DENVER -- Using a formula coach Dan Bylsma prefers, the Penguins rank first in the NHL in combined special teams.
They were second in penalty-killing at 88.7 percent and fifth on the power play at 20.4 percent before the Friday games. That combined "score" of seven represents a better overall ranking than Vancouver's eight (fifth in penalty-killing, third on the power play).
By any configuration, special teams have been a one-two punch that has helped carry the Penguins to contention for a high playoff seed, but it's an area that could be challenged with strong power-play point man Kris Letang out at least for the game tonight against the Colorado Avalanche because of a suspected concussion.
"[Letang] is really good at that position," said defenseman Matt Niskanen, who will inherit that spot.
- Matchup: Penguins vs. Colorado Avalanche, 9:08 p.m. today, Pepsi Center, Denver.
- TV, radio: Root Sports, WXDX-FM (105.9).
- Probable goaltenders: Marc-Andre Fleury for Penguins; Jean-Sebastien Giguere for Avalanche.
- Penguins: Have won four games in row. ... Have won only meeting vs. Colorado each of past two seasons after going 2-14-3 against Avalanche dating to 1995-96. ... Are 6-1 in past seven shootouts, 8-3 overall.
- Avalanche: Had scored at least four goals in each game of a four-game winning streak before 2-0 loss Thursday vs. Columbus. ... Has been shut out seven times. ... D Erik Johnson is plus-12 over past 32 games.
- Hidden stat: Penguins RW James Neal is two points from 200 for his career, C Evgeni Malkin is three points from 500.
The Penguins also could be without their power-play quarterback and second point man, winger Steve Sullivan, who is questionable because of an undisclosed injury. They were without Letang for 21 games earlier because of a concussion and have been without skilled center and power-play mainstay Sidney Crosby most of the season.

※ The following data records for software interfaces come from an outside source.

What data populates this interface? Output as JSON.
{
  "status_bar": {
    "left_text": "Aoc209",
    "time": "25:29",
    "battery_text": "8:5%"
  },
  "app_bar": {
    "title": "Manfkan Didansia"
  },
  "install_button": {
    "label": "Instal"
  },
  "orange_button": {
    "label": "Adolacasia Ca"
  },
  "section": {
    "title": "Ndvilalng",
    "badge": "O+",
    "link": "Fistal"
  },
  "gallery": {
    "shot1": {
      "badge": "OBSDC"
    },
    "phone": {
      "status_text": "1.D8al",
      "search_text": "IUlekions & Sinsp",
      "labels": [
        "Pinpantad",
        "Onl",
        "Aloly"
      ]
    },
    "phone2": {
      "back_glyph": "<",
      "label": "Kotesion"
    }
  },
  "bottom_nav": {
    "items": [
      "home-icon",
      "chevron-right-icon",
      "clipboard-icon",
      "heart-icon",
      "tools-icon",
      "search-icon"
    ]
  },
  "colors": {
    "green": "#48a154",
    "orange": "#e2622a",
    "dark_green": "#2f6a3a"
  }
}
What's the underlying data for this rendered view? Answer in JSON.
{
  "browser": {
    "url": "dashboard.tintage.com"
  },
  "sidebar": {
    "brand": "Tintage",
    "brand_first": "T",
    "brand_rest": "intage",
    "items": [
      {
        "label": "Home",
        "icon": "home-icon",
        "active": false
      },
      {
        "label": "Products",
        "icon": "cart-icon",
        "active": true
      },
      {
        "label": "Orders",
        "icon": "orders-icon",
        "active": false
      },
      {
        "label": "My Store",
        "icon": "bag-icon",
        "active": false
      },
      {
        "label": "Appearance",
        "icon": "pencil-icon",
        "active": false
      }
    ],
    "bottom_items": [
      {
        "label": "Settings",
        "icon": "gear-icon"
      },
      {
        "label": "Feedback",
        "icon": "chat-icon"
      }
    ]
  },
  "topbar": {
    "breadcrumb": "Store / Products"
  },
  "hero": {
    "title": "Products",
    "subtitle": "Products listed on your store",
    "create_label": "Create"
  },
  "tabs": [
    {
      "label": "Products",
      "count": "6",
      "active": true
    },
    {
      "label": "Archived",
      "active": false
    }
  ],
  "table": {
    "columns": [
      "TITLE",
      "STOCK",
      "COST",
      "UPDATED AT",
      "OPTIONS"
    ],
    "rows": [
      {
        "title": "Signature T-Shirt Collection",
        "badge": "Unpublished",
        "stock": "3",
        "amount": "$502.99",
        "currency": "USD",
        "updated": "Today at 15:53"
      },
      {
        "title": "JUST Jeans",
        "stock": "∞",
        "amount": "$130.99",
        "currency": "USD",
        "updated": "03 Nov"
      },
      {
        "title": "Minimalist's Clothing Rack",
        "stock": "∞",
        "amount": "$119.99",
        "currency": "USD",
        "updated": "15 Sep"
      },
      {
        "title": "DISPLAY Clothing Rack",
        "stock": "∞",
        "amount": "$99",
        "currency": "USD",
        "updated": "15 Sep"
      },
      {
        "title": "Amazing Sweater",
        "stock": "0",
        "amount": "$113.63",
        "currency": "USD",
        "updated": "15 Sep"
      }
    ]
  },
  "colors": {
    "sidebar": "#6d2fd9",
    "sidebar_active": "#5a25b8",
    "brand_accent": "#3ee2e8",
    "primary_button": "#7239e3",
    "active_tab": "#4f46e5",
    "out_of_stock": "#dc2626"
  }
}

Yet the power play, which ranked 23rd in 2010-11 (15.8 percent), has become almost as dangerous as their penalty killing, which led the league last season (86.1 percent).
Bruce Boudreau, while he coached Washington, got a good feel for what makes the Penguins tick. He is now with Anaheim, and, when the Ducks rolled through Pittsburgh a couple of weeks ago, he was asked what makes the Penguins good this season.
Before he mentioned NHL leading scorer and MVP candidate Evgeni Malkin or Marc-Andre Fleury's goaltending or Bylsma's coaching, Boudreau singled out special teams.
"They're the best combined power play/penalty kill in the league," he said. "It's the big proponent that they have this year that they didn't have last year. They were the best penalty-killing team last year, but their power play, as much talent as they had, wasn't clicking. Now their power play is clicking."
When the Penguins outscore their opponent in special-teams play, they are 23-3-3. When the special teams are even, they are 12-9-2. And, when the other team wins the special-teams battle, they are 2-9.
Colorado has been middle-of-the-pack on special teams, ranking 12th on the power play (18.5 percent) and 19th in penalty-killing (81.6 percent). Perhaps the Penguins will be able to take advantage of that.
"Every game when you win the special-teams battle, there's a pretty good chance that you're going to find a way to win the game," said center Jordan Staal, a top Penguins penalty-killer and member of the No. 2 power-play unit.
For the remainder of the stretch drive and in the playoffs, things tighten up defensively at even strength.
"You know it's going to be a game with not a lot of room, so, if you can take care of the [penalty killing] and power play, it's going to be huge," said winger Pascal Dupuis, another of the Penguins top penalty-killers.
Opponents' power plays are 2 for 43 (4.9 percent) against the Penguins over the past 13 games. In fact, with four shorthanded goals, the Penguins' penalty-killers have outscored the other teams' power play during that stretch.
"When you have a good [penalty kill], you've got their best players out there playing on the power play, and, when you frustrate them and keep them off the scoreboard, that affects the players throughout the rest of the game," said Staal, who leads the team with three shorthanded goals.
The Penguins nine shorthanded goals ranked them second behind New Jersey before the Friday games.
Forward Richard Park, another Penguins penalty-killer, said this team is not as aggressive as New Jersey in pushing for shorthanded goals, but are benefiting from a strong mindset.
"If you're down a man or two and [opponents see] you have the confidence and the ability to go out and not allow a goal, and then, when you're up a man or two to have that confidence and ability to go out and score, I'm sure that's something that other teams really focus on when coming to play us," he said.
Niskanen feels ready to pick up the slack in Letang's absence, distributing the puck on the power play and launching shots from the point.
"That stretch when he was out [before], I got an opportunity to play there," Niskanen said. "I've been in that position on just about every team I've been on at some point. It's something I'm comfortable with, and I think it's part of my game that I have to try to excel at to be a good player."